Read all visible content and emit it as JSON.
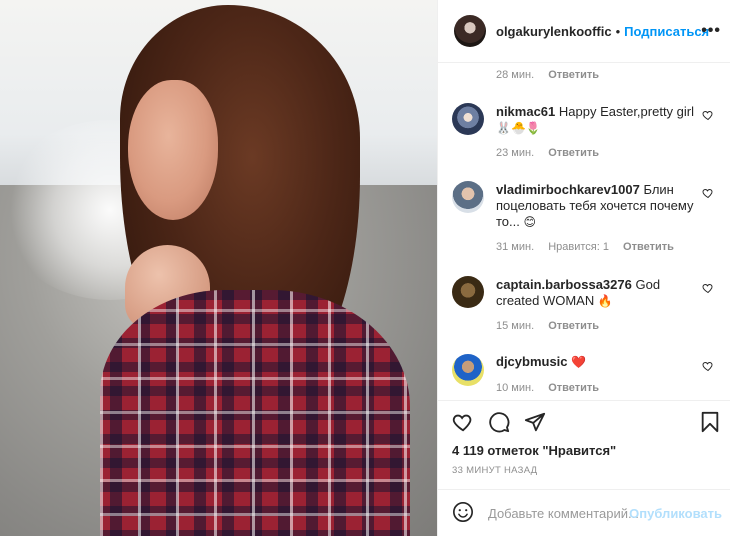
{
  "post": {
    "username": "olgakurylenkooffic",
    "separator": "•",
    "follow_label": "Подписаться",
    "more_label": "•••"
  },
  "top_meta": {
    "time": "28 мин.",
    "reply": "Ответить"
  },
  "comments": [
    {
      "username": "nikmac61",
      "text": "Happy Easter,pretty girl",
      "emoji": "🐰🐣🌷",
      "time": "23 мин.",
      "likes": "",
      "reply": "Ответить"
    },
    {
      "username": "vladimirbochkarev1007",
      "text": "Блин поцеловать тебя хочется почему то...",
      "emoji": "😊",
      "time": "31 мин.",
      "likes": "Нравится: 1",
      "reply": "Ответить"
    },
    {
      "username": "captain.barbossa3276",
      "text": "God created WOMAN",
      "emoji": "🔥",
      "time": "15 мин.",
      "likes": "",
      "reply": "Ответить"
    },
    {
      "username": "djcybmusic",
      "text": "",
      "emoji": "❤️",
      "time": "10 мин.",
      "likes": "",
      "reply": "Ответить"
    }
  ],
  "likes_count": "4 119 отметок \"Нравится\"",
  "posted_time": "33 МИНУТ НАЗАД",
  "composer": {
    "placeholder": "Добавьте комментарий...",
    "post_label": "Опубликовать"
  },
  "icons": [
    "heart-icon",
    "comment-icon",
    "share-icon",
    "bookmark-icon",
    "emoji-icon",
    "more-icon"
  ],
  "colors": {
    "accent": "#0095f6",
    "muted": "#8e8e8e",
    "text": "#262626",
    "post_disabled": "#b2dffc"
  }
}
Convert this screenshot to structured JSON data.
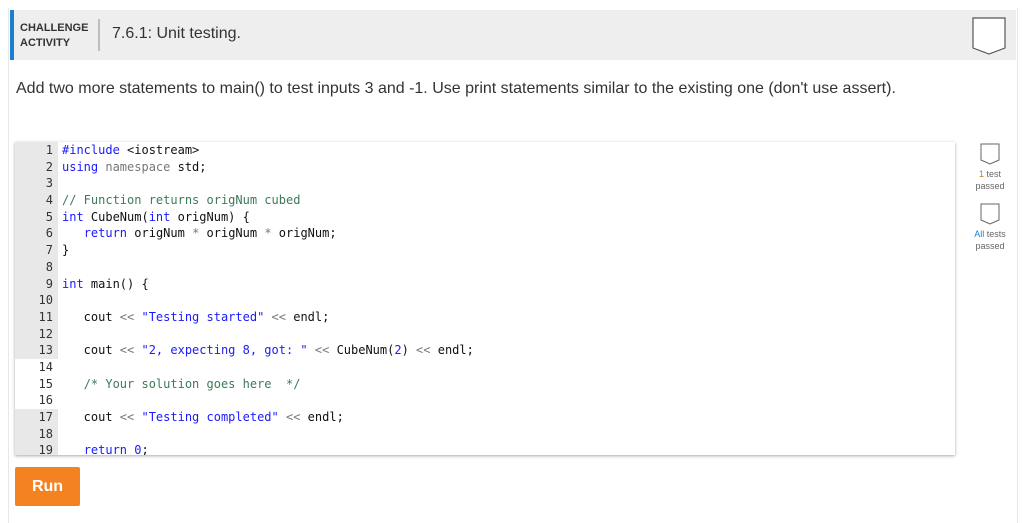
{
  "header": {
    "label_line1": "CHALLENGE",
    "label_line2": "ACTIVITY",
    "title": "7.6.1: Unit testing."
  },
  "instructions": "Add two more statements to main() to test inputs 3 and -1. Use print statements similar to the existing one (don't use assert).",
  "code_lines": [
    {
      "n": "1",
      "tokens": [
        [
          "kw",
          "#include "
        ],
        [
          "",
          "<iostream>"
        ]
      ]
    },
    {
      "n": "2",
      "tokens": [
        [
          "kw",
          "using "
        ],
        [
          "ns",
          "namespace "
        ],
        [
          "",
          "std;"
        ]
      ]
    },
    {
      "n": "3",
      "tokens": []
    },
    {
      "n": "4",
      "tokens": [
        [
          "cm",
          "// Function returns origNum cubed"
        ]
      ]
    },
    {
      "n": "5",
      "tokens": [
        [
          "kw",
          "int "
        ],
        [
          "",
          "CubeNum("
        ],
        [
          "kw",
          "int "
        ],
        [
          "",
          "origNum) {"
        ]
      ]
    },
    {
      "n": "6",
      "tokens": [
        [
          "",
          "   "
        ],
        [
          "kw",
          "return "
        ],
        [
          "",
          "origNum "
        ],
        [
          "op",
          "* "
        ],
        [
          "",
          "origNum "
        ],
        [
          "op",
          "* "
        ],
        [
          "",
          "origNum;"
        ]
      ]
    },
    {
      "n": "7",
      "tokens": [
        [
          "",
          "}"
        ]
      ]
    },
    {
      "n": "8",
      "tokens": []
    },
    {
      "n": "9",
      "tokens": [
        [
          "kw",
          "int "
        ],
        [
          "",
          "main() {"
        ]
      ]
    },
    {
      "n": "10",
      "tokens": []
    },
    {
      "n": "11",
      "tokens": [
        [
          "",
          "   cout "
        ],
        [
          "op",
          "<< "
        ],
        [
          "str",
          "\"Testing started\" "
        ],
        [
          "op",
          "<< "
        ],
        [
          "",
          "endl;"
        ]
      ]
    },
    {
      "n": "12",
      "tokens": []
    },
    {
      "n": "13",
      "tokens": [
        [
          "",
          "   cout "
        ],
        [
          "op",
          "<< "
        ],
        [
          "str",
          "\"2, expecting 8, got: \" "
        ],
        [
          "op",
          "<< "
        ],
        [
          "",
          "CubeNum("
        ],
        [
          "num",
          "2"
        ],
        [
          "",
          ") "
        ],
        [
          "op",
          "<< "
        ],
        [
          "",
          "endl;"
        ]
      ]
    },
    {
      "n": "14",
      "editable": true,
      "tokens": []
    },
    {
      "n": "15",
      "editable": true,
      "tokens": [
        [
          "",
          "   "
        ],
        [
          "cm",
          "/* Your solution goes here  */"
        ]
      ]
    },
    {
      "n": "16",
      "editable": true,
      "tokens": []
    },
    {
      "n": "17",
      "tokens": [
        [
          "",
          "   cout "
        ],
        [
          "op",
          "<< "
        ],
        [
          "str",
          "\"Testing completed\" "
        ],
        [
          "op",
          "<< "
        ],
        [
          "",
          "endl;"
        ]
      ]
    },
    {
      "n": "18",
      "tokens": []
    },
    {
      "n": "19",
      "tokens": [
        [
          "",
          "   "
        ],
        [
          "kw",
          "return "
        ],
        [
          "num",
          "0"
        ],
        [
          "",
          ";"
        ]
      ]
    }
  ],
  "run_label": "Run",
  "tests": [
    {
      "highlight": "1",
      "rest": " test",
      "line2": "passed"
    },
    {
      "highlight": "All",
      "rest": " tests",
      "line2": "passed"
    }
  ]
}
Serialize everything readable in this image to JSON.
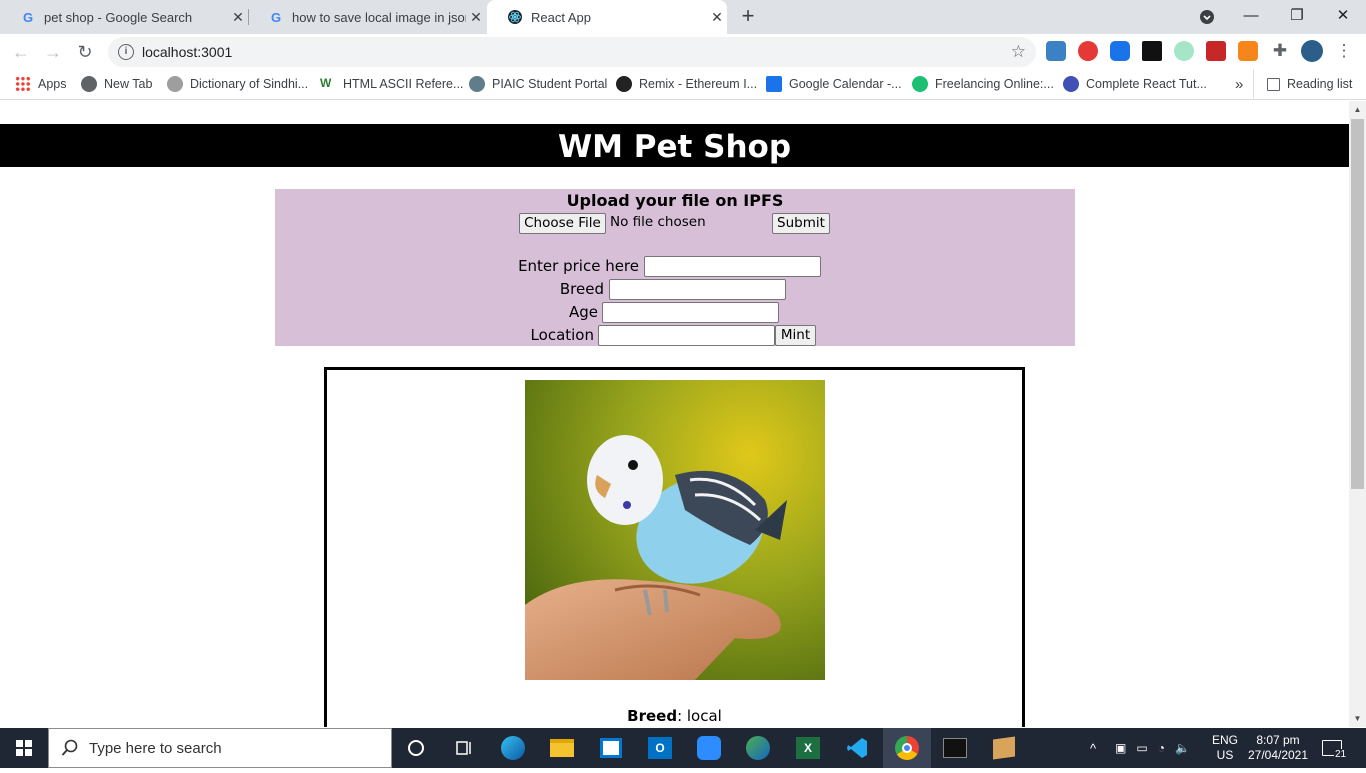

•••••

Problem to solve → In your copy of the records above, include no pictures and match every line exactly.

Completed task →
Read all visible content and emit it as JSON.
{
  "post": {
    "username": "olgakurylenkooffic",
    "separator": "•",
    "follow_label": "Подписаться",
    "more_label": "•••"
  },
  "top_meta": {
    "time": "28 мин.",
    "reply": "Ответить"
  },
  "comments": [
    {
      "username": "nikmac61",
      "text": "Happy Easter,pretty girl",
      "emoji": "🐰🐣🌷",
      "time": "23 мин.",
      "likes": "",
      "reply": "Ответить"
    },
    {
      "username": "vladimirbochkarev1007",
      "text": "Блин поцеловать тебя хочется почему то...",
      "emoji": "😊",
      "time": "31 мин.",
      "likes": "Нравится: 1",
      "reply": "Ответить"
    },
    {
      "username": "captain.barbossa3276",
      "text": "God created WOMAN",
      "emoji": "🔥",
      "time": "15 мин.",
      "likes": "",
      "reply": "Ответить"
    },
    {
      "username": "djcybmusic",
      "text": "",
      "emoji": "❤️",
      "time": "10 мин.",
      "likes": "",
      "reply": "Ответить"
    }
  ],
  "likes_count": "4 119 отметок \"Нравится\"",
  "posted_time": "33 МИНУТ НАЗАД",
  "composer": {
    "placeholder": "Добавьте комментарий...",
    "post_label": "Опубликовать"
  },
  "icons": [
    "heart-icon",
    "comment-icon",
    "share-icon",
    "bookmark-icon",
    "emoji-icon",
    "more-icon"
  ],
  "colors": {
    "accent": "#0095f6",
    "muted": "#8e8e8e",
    "text": "#262626",
    "post_disabled": "#b2dffc"
  }
}
Convert this screenshot to structured JSON data.
{
  "header": {
    "label_line1": "CHALLENGE",
    "label_line2": "ACTIVITY",
    "title": "7.6.1: Unit testing."
  },
  "instructions": "Add two more statements to main() to test inputs 3 and -1. Use print statements similar to the existing one (don't use assert).",
  "code_lines": [
    {
      "n": "1",
      "tokens": [
        [
          "kw",
          "#include "
        ],
        [
          "",
          "<iostream>"
        ]
      ]
    },
    {
      "n": "2",
      "tokens": [
        [
          "kw",
          "using "
        ],
        [
          "ns",
          "namespace "
        ],
        [
          "",
          "std;"
        ]
      ]
    },
    {
      "n": "3",
      "tokens": []
    },
    {
      "n": "4",
      "tokens": [
        [
          "cm",
          "// Function returns origNum cubed"
        ]
      ]
    },
    {
      "n": "5",
      "tokens": [
        [
          "kw",
          "int "
        ],
        [
          "",
          "CubeNum("
        ],
        [
          "kw",
          "int "
        ],
        [
          "",
          "origNum) {"
        ]
      ]
    },
    {
      "n": "6",
      "tokens": [
        [
          "",
          "   "
        ],
        [
          "kw",
          "return "
        ],
        [
          "",
          "origNum "
        ],
        [
          "op",
          "* "
        ],
        [
          "",
          "origNum "
        ],
        [
          "op",
          "* "
        ],
        [
          "",
          "origNum;"
        ]
      ]
    },
    {
      "n": "7",
      "tokens": [
        [
          "",
          "}"
        ]
      ]
    },
    {
      "n": "8",
      "tokens": []
    },
    {
      "n": "9",
      "tokens": [
        [
          "kw",
          "int "
        ],
        [
          "",
          "main() {"
        ]
      ]
    },
    {
      "n": "10",
      "tokens": []
    },
    {
      "n": "11",
      "tokens": [
        [
          "",
          "   cout "
        ],
        [
          "op",
          "<< "
        ],
        [
          "str",
          "\"Testing started\" "
        ],
        [
          "op",
          "<< "
        ],
        [
          "",
          "endl;"
        ]
      ]
    },
    {
      "n": "12",
      "tokens": []
    },
    {
      "n": "13",
      "tokens": [
        [
          "",
          "   cout "
        ],
        [
          "op",
          "<< "
        ],
        [
          "str",
          "\"2, expecting 8, got: \" "
        ],
        [
          "op",
          "<< "
        ],
        [
          "",
          "CubeNum("
        ],
        [
          "num",
          "2"
        ],
        [
          "",
          ") "
        ],
        [
          "op",
          "<< "
        ],
        [
          "",
          "endl;"
        ]
      ]
    },
    {
      "n": "14",
      "editable": true,
      "tokens": []
    },
    {
      "n": "15",
      "editable": true,
      "tokens": [
        [
          "",
          "   "
        ],
        [
          "cm",
          "/* Your solution goes here  */"
        ]
      ]
    },
    {
      "n": "16",
      "editable": true,
      "tokens": []
    },
    {
      "n": "17",
      "tokens": [
        [
          "",
          "   cout "
        ],
        [
          "op",
          "<< "
        ],
        [
          "str",
          "\"Testing completed\" "
        ],
        [
          "op",
          "<< "
        ],
        [
          "",
          "endl;"
        ]
      ]
    },
    {
      "n": "18",
      "tokens": []
    },
    {
      "n": "19",
      "tokens": [
        [
          "",
          "   "
        ],
        [
          "kw",
          "return "
        ],
        [
          "num",
          "0"
        ],
        [
          "",
          ";"
        ]
      ]
    }
  ],
  "run_label": "Run",
  "tests": [
    {
      "highlight": "1",
      "rest": " test",
      "line2": "passed"
    },
    {
      "highlight": "All",
      "rest": " tests",
      "line2": "passed"
    }
  ]
}
Serialize everything readable in this image to JSON.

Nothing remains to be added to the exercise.